### Problem
All lines of the data shown below should be output exactly as they stand.

### Records for the task

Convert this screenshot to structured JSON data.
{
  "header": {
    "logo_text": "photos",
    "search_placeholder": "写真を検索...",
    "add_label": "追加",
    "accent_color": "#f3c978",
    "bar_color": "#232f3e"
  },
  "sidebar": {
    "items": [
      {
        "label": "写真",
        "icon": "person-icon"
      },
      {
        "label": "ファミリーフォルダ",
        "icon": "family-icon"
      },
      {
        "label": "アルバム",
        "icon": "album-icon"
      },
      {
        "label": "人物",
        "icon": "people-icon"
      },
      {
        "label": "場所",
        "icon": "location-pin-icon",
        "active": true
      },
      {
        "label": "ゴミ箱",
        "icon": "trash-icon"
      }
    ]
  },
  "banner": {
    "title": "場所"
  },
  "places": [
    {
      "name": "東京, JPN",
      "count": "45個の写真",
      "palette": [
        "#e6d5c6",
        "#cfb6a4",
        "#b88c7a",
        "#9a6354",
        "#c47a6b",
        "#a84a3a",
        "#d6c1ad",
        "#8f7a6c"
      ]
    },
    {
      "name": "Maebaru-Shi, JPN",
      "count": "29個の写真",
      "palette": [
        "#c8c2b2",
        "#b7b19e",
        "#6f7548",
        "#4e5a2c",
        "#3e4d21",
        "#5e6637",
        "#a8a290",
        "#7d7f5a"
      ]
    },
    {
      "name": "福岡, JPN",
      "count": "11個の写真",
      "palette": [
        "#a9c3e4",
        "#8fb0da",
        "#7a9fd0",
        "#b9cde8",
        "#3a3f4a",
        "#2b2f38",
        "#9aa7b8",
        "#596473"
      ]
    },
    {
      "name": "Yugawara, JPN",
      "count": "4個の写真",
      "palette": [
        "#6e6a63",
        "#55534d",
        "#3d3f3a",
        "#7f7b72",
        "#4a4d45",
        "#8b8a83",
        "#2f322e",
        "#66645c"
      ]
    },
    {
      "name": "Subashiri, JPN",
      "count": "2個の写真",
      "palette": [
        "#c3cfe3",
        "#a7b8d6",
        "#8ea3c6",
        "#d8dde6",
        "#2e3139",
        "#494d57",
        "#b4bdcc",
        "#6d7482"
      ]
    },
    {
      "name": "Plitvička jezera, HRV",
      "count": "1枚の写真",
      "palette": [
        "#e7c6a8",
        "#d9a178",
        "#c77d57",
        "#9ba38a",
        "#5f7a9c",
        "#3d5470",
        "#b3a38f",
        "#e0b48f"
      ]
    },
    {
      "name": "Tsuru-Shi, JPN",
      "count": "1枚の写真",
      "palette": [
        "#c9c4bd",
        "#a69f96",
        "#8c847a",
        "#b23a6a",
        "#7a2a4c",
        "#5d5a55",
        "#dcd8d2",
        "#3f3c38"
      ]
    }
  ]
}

### The completed task
Convert this screenshot to structured JSON data.
{
  "header": {
    "logo_text": "photos",
    "search_placeholder": "写真を検索...",
    "add_label": "追加",
    "accent_color": "#f3c978",
    "bar_color": "#232f3e"
  },
  "sidebar": {
    "items": [
      {
        "label": "写真",
        "icon": "person-icon"
      },
      {
        "label": "ファミリーフォルダ",
        "icon": "family-icon"
      },
      {
        "label": "アルバム",
        "icon": "album-icon"
      },
      {
        "label": "人物",
        "icon": "people-icon"
      },
      {
        "label": "場所",
        "icon": "location-pin-icon",
        "active": true
      },
      {
        "label": "ゴミ箱",
        "icon": "trash-icon"
      }
    ]
  },
  "banner": {
    "title": "場所"
  },
  "places": [
    {
      "name": "東京, JPN",
      "count": "45個の写真",
      "palette": [
        "#e6d5c6",
        "#cfb6a4",
        "#b88c7a",
        "#9a6354",
        "#c47a6b",
        "#a84a3a",
        "#d6c1ad",
        "#8f7a6c"
      ]
    },
    {
      "name": "Maebaru-Shi, JPN",
      "count": "29個の写真",
      "palette": [
        "#c8c2b2",
        "#b7b19e",
        "#6f7548",
        "#4e5a2c",
        "#3e4d21",
        "#5e6637",
        "#a8a290",
        "#7d7f5a"
      ]
    },
    {
      "name": "福岡, JPN",
      "count": "11個の写真",
      "palette": [
        "#a9c3e4",
        "#8fb0da",
        "#7a9fd0",
        "#b9cde8",
        "#3a3f4a",
        "#2b2f38",
        "#9aa7b8",
        "#596473"
      ]
    },
    {
      "name": "Yugawara, JPN",
      "count": "4個の写真",
      "palette": [
        "#6e6a63",
        "#55534d",
        "#3d3f3a",
        "#7f7b72",
        "#4a4d45",
        "#8b8a83",
        "#2f322e",
        "#66645c"
      ]
    },
    {
      "name": "Subashiri, JPN",
      "count": "2個の写真",
      "palette": [
        "#c3cfe3",
        "#a7b8d6",
        "#8ea3c6",
        "#d8dde6",
        "#2e3139",
        "#494d57",
        "#b4bdcc",
        "#6d7482"
      ]
    },
    {
      "name": "Plitvička jezera, HRV",
      "count": "1枚の写真",
      "palette": [
        "#e7c6a8",
        "#d9a178",
        "#c77d57",
        "#9ba38a",
        "#5f7a9c",
        "#3d5470",
        "#b3a38f",
        "#e0b48f"
      ]
    },
    {
      "name": "Tsuru-Shi, JPN",
      "count": "1枚の写真",
      "palette": [
        "#c9c4bd",
        "#a69f96",
        "#8c847a",
        "#b23a6a",
        "#7a2a4c",
        "#5d5a55",
        "#dcd8d2",
        "#3f3c38"
      ]
    }
  ]
}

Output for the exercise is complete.